> [WORK TO COMPLETE]:
The task calls for each line of the records below in which the word "Service" appears.

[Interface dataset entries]
------

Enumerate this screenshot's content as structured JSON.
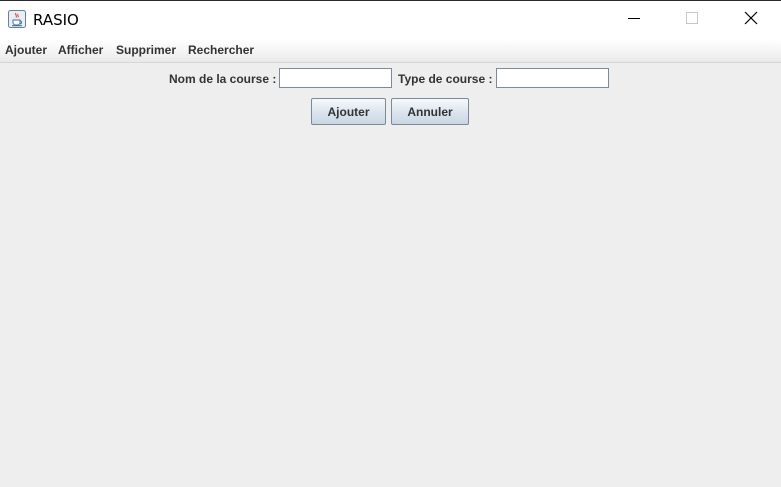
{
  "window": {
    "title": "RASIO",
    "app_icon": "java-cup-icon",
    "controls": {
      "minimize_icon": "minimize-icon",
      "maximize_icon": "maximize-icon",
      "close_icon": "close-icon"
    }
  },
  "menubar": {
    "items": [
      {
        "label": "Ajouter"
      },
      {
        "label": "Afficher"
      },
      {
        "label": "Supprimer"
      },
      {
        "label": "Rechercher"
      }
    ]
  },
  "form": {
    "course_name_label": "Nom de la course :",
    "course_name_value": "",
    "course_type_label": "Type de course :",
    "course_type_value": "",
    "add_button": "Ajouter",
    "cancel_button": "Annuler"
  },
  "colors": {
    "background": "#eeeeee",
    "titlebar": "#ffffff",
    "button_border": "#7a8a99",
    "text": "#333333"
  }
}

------

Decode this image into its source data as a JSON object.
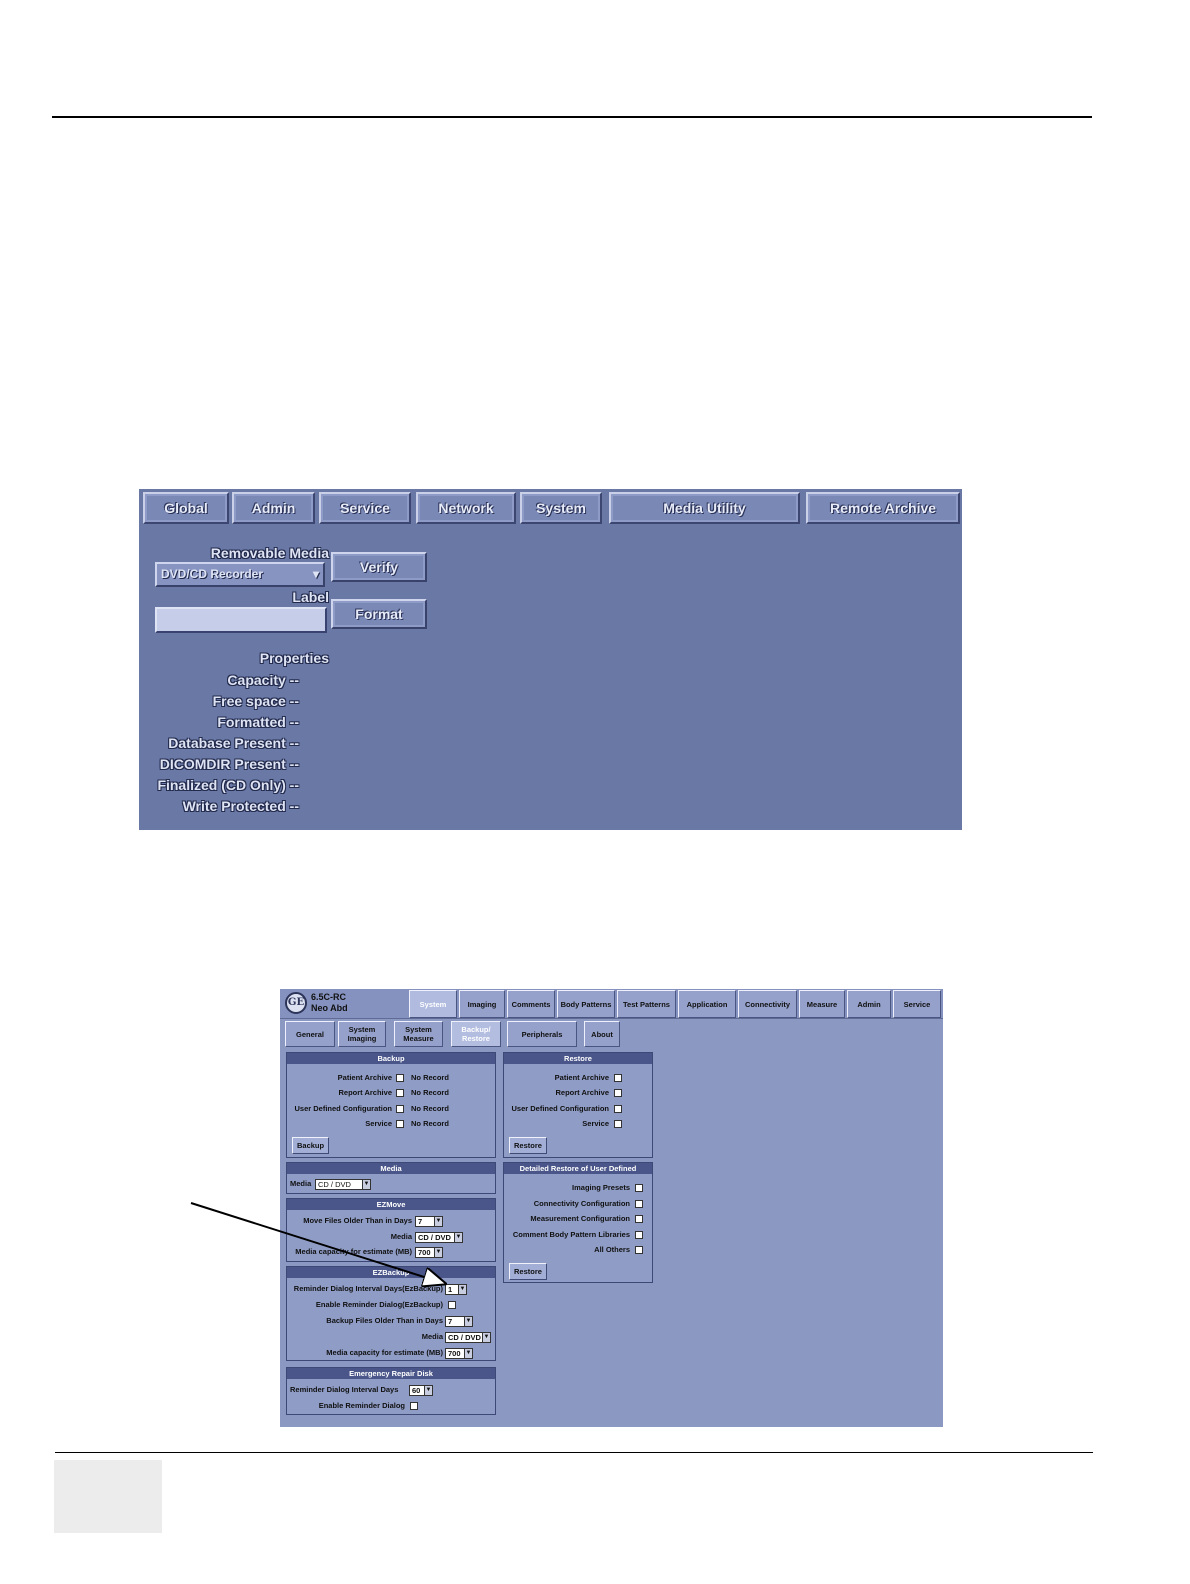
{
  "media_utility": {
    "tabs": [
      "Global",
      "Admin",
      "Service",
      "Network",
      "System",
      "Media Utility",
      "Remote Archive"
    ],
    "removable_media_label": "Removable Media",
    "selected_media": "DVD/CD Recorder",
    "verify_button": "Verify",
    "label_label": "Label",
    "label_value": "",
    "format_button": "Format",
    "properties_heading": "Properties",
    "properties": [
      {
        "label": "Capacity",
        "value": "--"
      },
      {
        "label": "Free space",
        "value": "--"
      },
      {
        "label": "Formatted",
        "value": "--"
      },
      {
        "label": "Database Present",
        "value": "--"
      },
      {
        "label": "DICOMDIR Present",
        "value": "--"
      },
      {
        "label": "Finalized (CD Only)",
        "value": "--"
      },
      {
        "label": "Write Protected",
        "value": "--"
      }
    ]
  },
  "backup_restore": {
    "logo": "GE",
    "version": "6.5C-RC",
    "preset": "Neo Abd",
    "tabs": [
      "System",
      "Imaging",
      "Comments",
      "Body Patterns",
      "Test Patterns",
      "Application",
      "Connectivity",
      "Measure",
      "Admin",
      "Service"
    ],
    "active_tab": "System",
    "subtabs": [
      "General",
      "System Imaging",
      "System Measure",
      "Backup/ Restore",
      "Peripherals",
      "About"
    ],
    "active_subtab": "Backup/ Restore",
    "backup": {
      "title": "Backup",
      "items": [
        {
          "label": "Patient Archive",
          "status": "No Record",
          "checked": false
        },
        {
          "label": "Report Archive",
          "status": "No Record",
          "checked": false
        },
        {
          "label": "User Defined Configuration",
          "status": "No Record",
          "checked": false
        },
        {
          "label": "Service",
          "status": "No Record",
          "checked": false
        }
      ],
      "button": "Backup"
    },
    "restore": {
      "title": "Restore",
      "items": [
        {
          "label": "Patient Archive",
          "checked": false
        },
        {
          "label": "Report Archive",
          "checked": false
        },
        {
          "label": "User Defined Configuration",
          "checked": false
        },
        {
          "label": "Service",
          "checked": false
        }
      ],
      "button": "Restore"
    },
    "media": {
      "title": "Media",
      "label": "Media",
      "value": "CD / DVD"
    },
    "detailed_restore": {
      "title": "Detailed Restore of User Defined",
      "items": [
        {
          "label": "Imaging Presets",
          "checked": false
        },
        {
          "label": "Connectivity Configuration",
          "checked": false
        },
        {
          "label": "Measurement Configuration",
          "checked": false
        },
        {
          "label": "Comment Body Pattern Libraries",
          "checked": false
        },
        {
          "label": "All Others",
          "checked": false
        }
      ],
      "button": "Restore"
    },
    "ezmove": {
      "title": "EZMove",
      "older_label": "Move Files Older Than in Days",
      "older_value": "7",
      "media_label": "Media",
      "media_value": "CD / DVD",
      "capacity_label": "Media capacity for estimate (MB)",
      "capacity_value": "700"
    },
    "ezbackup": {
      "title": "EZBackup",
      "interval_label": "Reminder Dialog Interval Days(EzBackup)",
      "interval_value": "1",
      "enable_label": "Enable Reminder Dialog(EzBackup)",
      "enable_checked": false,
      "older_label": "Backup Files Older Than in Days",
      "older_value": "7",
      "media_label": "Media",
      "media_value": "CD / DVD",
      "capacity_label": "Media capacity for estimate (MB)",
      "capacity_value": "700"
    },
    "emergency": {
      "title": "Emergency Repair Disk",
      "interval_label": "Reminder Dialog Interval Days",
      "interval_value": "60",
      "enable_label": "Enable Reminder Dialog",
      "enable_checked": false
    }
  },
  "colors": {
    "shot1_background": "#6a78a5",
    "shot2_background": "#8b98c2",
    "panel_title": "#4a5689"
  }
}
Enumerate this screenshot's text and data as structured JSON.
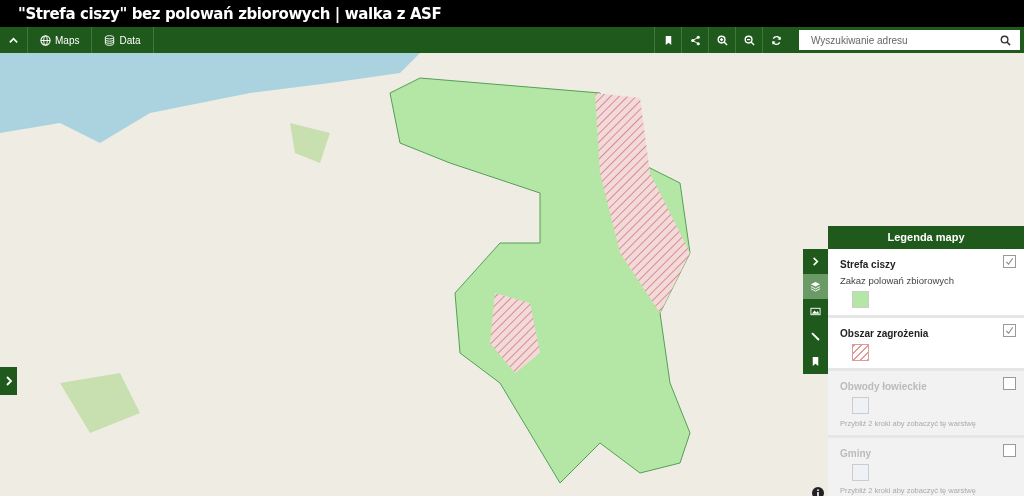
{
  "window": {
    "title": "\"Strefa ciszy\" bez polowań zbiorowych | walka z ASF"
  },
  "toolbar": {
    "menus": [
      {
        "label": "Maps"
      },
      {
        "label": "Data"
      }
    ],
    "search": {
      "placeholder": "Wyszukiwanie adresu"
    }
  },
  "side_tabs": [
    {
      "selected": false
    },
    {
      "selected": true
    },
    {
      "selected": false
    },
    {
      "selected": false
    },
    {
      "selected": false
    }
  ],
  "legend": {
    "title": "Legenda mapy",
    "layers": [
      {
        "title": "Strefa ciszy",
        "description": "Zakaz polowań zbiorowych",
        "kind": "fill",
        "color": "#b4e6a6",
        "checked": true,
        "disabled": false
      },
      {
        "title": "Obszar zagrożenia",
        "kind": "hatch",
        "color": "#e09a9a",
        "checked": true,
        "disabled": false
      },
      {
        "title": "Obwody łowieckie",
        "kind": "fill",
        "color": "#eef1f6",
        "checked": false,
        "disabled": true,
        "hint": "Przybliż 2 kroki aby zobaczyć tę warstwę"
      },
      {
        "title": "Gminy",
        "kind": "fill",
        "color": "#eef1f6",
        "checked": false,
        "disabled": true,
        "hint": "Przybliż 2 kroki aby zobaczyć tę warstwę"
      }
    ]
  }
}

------

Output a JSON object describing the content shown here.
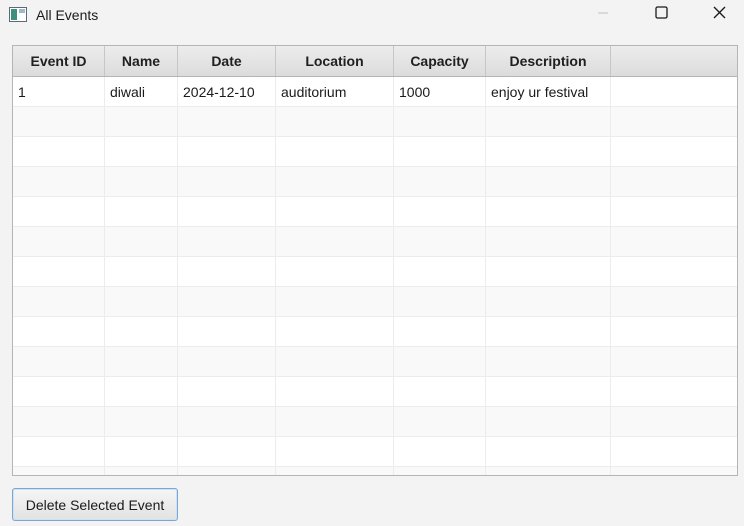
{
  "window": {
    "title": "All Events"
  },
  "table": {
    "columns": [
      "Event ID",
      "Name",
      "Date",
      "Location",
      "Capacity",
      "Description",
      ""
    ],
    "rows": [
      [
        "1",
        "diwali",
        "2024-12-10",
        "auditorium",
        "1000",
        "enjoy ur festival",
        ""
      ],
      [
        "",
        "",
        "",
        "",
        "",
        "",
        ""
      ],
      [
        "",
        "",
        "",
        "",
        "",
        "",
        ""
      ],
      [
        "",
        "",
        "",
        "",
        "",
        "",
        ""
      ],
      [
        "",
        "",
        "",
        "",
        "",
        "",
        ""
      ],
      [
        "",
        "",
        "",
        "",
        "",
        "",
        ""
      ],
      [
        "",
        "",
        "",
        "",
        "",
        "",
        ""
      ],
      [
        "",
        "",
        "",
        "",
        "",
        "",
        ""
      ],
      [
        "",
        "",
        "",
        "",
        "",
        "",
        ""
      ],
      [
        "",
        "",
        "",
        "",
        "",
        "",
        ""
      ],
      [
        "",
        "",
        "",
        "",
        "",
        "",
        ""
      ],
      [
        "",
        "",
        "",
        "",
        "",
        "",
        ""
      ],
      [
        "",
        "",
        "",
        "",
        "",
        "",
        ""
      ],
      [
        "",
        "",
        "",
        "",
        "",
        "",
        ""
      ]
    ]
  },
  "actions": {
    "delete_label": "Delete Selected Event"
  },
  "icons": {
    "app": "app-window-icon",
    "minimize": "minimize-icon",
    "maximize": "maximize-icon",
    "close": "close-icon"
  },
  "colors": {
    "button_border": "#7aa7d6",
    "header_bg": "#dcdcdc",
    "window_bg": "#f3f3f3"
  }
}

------

> [YOUR RESPONSE]:
      "Service",
      "Service"
          "label": "Service",
          "label": "Service",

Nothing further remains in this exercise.